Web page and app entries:
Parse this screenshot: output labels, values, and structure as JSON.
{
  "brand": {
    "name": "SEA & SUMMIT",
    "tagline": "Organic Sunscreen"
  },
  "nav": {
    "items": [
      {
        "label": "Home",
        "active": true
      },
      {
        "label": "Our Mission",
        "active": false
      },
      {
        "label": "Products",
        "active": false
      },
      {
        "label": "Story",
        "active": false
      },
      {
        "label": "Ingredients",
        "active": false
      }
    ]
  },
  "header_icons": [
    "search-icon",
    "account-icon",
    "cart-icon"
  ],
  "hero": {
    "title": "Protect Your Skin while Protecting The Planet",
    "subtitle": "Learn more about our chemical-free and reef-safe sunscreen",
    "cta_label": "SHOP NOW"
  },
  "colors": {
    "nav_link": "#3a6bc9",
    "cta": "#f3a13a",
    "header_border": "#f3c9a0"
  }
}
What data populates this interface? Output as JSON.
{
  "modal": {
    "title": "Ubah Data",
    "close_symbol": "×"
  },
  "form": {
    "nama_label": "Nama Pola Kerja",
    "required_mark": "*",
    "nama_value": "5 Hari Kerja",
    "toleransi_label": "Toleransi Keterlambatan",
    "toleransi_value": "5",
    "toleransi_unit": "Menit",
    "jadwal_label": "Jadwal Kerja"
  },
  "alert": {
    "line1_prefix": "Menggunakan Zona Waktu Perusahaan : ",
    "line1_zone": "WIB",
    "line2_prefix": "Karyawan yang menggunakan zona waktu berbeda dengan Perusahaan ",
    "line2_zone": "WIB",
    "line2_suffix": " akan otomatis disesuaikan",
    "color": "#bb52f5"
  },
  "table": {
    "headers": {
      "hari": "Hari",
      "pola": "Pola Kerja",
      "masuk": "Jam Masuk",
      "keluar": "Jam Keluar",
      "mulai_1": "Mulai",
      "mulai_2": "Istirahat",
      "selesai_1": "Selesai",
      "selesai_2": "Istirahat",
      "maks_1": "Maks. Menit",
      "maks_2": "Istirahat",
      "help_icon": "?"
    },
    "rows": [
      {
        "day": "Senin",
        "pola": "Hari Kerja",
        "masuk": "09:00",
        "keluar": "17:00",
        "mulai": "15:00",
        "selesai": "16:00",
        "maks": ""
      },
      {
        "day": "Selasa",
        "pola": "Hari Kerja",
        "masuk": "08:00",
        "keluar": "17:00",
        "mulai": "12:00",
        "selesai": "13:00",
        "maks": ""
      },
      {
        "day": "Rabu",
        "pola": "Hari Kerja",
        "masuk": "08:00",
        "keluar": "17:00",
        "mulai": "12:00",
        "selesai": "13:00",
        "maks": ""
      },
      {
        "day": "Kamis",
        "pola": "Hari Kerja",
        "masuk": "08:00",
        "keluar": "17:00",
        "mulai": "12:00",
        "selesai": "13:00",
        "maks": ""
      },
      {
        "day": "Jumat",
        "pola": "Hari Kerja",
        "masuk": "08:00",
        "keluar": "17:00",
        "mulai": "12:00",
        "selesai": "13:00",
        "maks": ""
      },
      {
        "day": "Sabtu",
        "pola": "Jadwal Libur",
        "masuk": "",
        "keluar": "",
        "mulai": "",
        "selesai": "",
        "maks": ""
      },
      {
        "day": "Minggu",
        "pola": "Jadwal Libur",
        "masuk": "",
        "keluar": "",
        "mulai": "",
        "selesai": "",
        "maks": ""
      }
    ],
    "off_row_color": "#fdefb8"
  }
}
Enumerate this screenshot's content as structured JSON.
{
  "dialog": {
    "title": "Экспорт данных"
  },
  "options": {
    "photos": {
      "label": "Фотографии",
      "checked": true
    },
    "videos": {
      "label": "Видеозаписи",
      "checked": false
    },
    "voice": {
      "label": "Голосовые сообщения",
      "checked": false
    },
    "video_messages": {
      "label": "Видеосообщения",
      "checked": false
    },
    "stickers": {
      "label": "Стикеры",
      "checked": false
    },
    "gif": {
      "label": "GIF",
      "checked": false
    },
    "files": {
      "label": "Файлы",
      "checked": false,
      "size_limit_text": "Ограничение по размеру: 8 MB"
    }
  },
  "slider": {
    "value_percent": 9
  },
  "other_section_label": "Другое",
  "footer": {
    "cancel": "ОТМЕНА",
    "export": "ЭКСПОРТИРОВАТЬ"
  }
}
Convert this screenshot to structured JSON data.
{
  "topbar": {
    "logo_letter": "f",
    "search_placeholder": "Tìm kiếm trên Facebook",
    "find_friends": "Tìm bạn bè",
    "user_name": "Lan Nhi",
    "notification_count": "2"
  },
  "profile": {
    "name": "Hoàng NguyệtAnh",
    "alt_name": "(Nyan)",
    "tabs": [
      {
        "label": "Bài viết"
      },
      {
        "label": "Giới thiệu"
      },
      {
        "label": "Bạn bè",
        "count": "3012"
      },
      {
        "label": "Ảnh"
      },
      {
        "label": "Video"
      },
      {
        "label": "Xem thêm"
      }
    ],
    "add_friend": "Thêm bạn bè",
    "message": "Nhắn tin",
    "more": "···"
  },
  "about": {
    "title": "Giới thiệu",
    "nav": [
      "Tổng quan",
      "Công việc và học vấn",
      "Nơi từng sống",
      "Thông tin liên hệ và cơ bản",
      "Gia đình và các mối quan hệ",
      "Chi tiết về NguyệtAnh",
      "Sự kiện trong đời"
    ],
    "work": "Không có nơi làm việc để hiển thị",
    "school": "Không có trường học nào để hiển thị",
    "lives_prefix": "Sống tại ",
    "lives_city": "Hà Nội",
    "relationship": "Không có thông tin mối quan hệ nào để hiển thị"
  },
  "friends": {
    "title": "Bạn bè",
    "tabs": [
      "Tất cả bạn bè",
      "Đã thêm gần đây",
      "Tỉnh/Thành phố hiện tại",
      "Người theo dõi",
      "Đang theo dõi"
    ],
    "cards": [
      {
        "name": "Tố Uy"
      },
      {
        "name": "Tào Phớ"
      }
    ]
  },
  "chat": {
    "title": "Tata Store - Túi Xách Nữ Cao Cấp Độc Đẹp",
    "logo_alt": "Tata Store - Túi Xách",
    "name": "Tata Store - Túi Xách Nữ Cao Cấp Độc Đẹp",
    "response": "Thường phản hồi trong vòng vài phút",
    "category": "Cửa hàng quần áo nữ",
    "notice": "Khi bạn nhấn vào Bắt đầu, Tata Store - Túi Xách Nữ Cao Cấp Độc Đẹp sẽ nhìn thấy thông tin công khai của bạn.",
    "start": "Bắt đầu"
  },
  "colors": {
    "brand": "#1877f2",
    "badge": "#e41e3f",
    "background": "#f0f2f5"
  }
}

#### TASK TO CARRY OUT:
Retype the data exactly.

#### EXERCISE ANSWER:
Parse this screenshot: output labels, values, and structure as JSON.
{
  "brand": {
    "name": "SEA & SUMMIT",
    "tagline": "Organic Sunscreen"
  },
  "nav": {
    "items": [
      {
        "label": "Home",
        "active": true
      },
      {
        "label": "Our Mission",
        "active": false
      },
      {
        "label": "Products",
        "active": false
      },
      {
        "label": "Story",
        "active": false
      },
      {
        "label": "Ingredients",
        "active": false
      }
    ]
  },
  "header_icons": [
    "search-icon",
    "account-icon",
    "cart-icon"
  ],
  "hero": {
    "title": "Protect Your Skin while Protecting The Planet",
    "subtitle": "Learn more about our chemical-free and reef-safe sunscreen",
    "cta_label": "SHOP NOW"
  },
  "colors": {
    "nav_link": "#3a6bc9",
    "cta": "#f3a13a",
    "header_border": "#f3c9a0"
  }
}
What data populates this interface? Output as JSON.
{
  "modal": {
    "title": "Ubah Data",
    "close_symbol": "×"
  },
  "form": {
    "nama_label": "Nama Pola Kerja",
    "required_mark": "*",
    "nama_value": "5 Hari Kerja",
    "toleransi_label": "Toleransi Keterlambatan",
    "toleransi_value": "5",
    "toleransi_unit": "Menit",
    "jadwal_label": "Jadwal Kerja"
  },
  "alert": {
    "line1_prefix": "Menggunakan Zona Waktu Perusahaan : ",
    "line1_zone": "WIB",
    "line2_prefix": "Karyawan yang menggunakan zona waktu berbeda dengan Perusahaan ",
    "line2_zone": "WIB",
    "line2_suffix": " akan otomatis disesuaikan",
    "color": "#bb52f5"
  },
  "table": {
    "headers": {
      "hari": "Hari",
      "pola": "Pola Kerja",
      "masuk": "Jam Masuk",
      "keluar": "Jam Keluar",
      "mulai_1": "Mulai",
      "mulai_2": "Istirahat",
      "selesai_1": "Selesai",
      "selesai_2": "Istirahat",
      "maks_1": "Maks. Menit",
      "maks_2": "Istirahat",
      "help_icon": "?"
    },
    "rows": [
      {
        "day": "Senin",
        "pola": "Hari Kerja",
        "masuk": "09:00",
        "keluar": "17:00",
        "mulai": "15:00",
        "selesai": "16:00",
        "maks": ""
      },
      {
        "day": "Selasa",
        "pola": "Hari Kerja",
        "masuk": "08:00",
        "keluar": "17:00",
        "mulai": "12:00",
        "selesai": "13:00",
        "maks": ""
      },
      {
        "day": "Rabu",
        "pola": "Hari Kerja",
        "masuk": "08:00",
        "keluar": "17:00",
        "mulai": "12:00",
        "selesai": "13:00",
        "maks": ""
      },
      {
        "day": "Kamis",
        "pola": "Hari Kerja",
        "masuk": "08:00",
        "keluar": "17:00",
        "mulai": "12:00",
        "selesai": "13:00",
        "maks": ""
      },
      {
        "day": "Jumat",
        "pola": "Hari Kerja",
        "masuk": "08:00",
        "keluar": "17:00",
        "mulai": "12:00",
        "selesai": "13:00",
        "maks": ""
      },
      {
        "day": "Sabtu",
        "pola": "Jadwal Libur",
        "masuk": "",
        "keluar": "",
        "mulai": "",
        "selesai": "",
        "maks": ""
      },
      {
        "day": "Minggu",
        "pola": "Jadwal Libur",
        "masuk": "",
        "keluar": "",
        "mulai": "",
        "selesai": "",
        "maks": ""
      }
    ],
    "off_row_color": "#fdefb8"
  }
}
Enumerate this screenshot's content as structured JSON.
{
  "dialog": {
    "title": "Экспорт данных"
  },
  "options": {
    "photos": {
      "label": "Фотографии",
      "checked": true
    },
    "videos": {
      "label": "Видеозаписи",
      "checked": false
    },
    "voice": {
      "label": "Голосовые сообщения",
      "checked": false
    },
    "video_messages": {
      "label": "Видеосообщения",
      "checked": false
    },
    "stickers": {
      "label": "Стикеры",
      "checked": false
    },
    "gif": {
      "label": "GIF",
      "checked": false
    },
    "files": {
      "label": "Файлы",
      "checked": false,
      "size_limit_text": "Ограничение по размеру: 8 MB"
    }
  },
  "slider": {
    "value_percent": 9
  },
  "other_section_label": "Другое",
  "footer": {
    "cancel": "ОТМЕНА",
    "export": "ЭКСПОРТИРОВАТЬ"
  }
}
Convert this screenshot to structured JSON data.
{
  "topbar": {
    "logo_letter": "f",
    "search_placeholder": "Tìm kiếm trên Facebook",
    "find_friends": "Tìm bạn bè",
    "user_name": "Lan Nhi",
    "notification_count": "2"
  },
  "profile": {
    "name": "Hoàng NguyệtAnh",
    "alt_name": "(Nyan)",
    "tabs": [
      {
        "label": "Bài viết"
      },
      {
        "label": "Giới thiệu"
      },
      {
        "label": "Bạn bè",
        "count": "3012"
      },
      {
        "label": "Ảnh"
      },
      {
        "label": "Video"
      },
      {
        "label": "Xem thêm"
      }
    ],
    "add_friend": "Thêm bạn bè",
    "message": "Nhắn tin",
    "more": "···"
  },
  "about": {
    "title": "Giới thiệu",
    "nav": [
      "Tổng quan",
      "Công việc và học vấn",
      "Nơi từng sống",
      "Thông tin liên hệ và cơ bản",
      "Gia đình và các mối quan hệ",
      "Chi tiết về NguyệtAnh",
      "Sự kiện trong đời"
    ],
    "work": "Không có nơi làm việc để hiển thị",
    "school": "Không có trường học nào để hiển thị",
    "lives_prefix": "Sống tại ",
    "lives_city": "Hà Nội",
    "relationship": "Không có thông tin mối quan hệ nào để hiển thị"
  },
  "friends": {
    "title": "Bạn bè",
    "tabs": [
      "Tất cả bạn bè",
      "Đã thêm gần đây",
      "Tỉnh/Thành phố hiện tại",
      "Người theo dõi",
      "Đang theo dõi"
    ],
    "cards": [
      {
        "name": "Tố Uy"
      },
      {
        "name": "Tào Phớ"
      }
    ]
  },
  "chat": {
    "title": "Tata Store - Túi Xách Nữ Cao Cấp Độc Đẹp",
    "logo_alt": "Tata Store - Túi Xách",
    "name": "Tata Store - Túi Xách Nữ Cao Cấp Độc Đẹp",
    "response": "Thường phản hồi trong vòng vài phút",
    "category": "Cửa hàng quần áo nữ",
    "notice": "Khi bạn nhấn vào Bắt đầu, Tata Store - Túi Xách Nữ Cao Cấp Độc Đẹp sẽ nhìn thấy thông tin công khai của bạn.",
    "start": "Bắt đầu"
  },
  "colors": {
    "brand": "#1877f2",
    "badge": "#e41e3f",
    "background": "#f0f2f5"
  }
}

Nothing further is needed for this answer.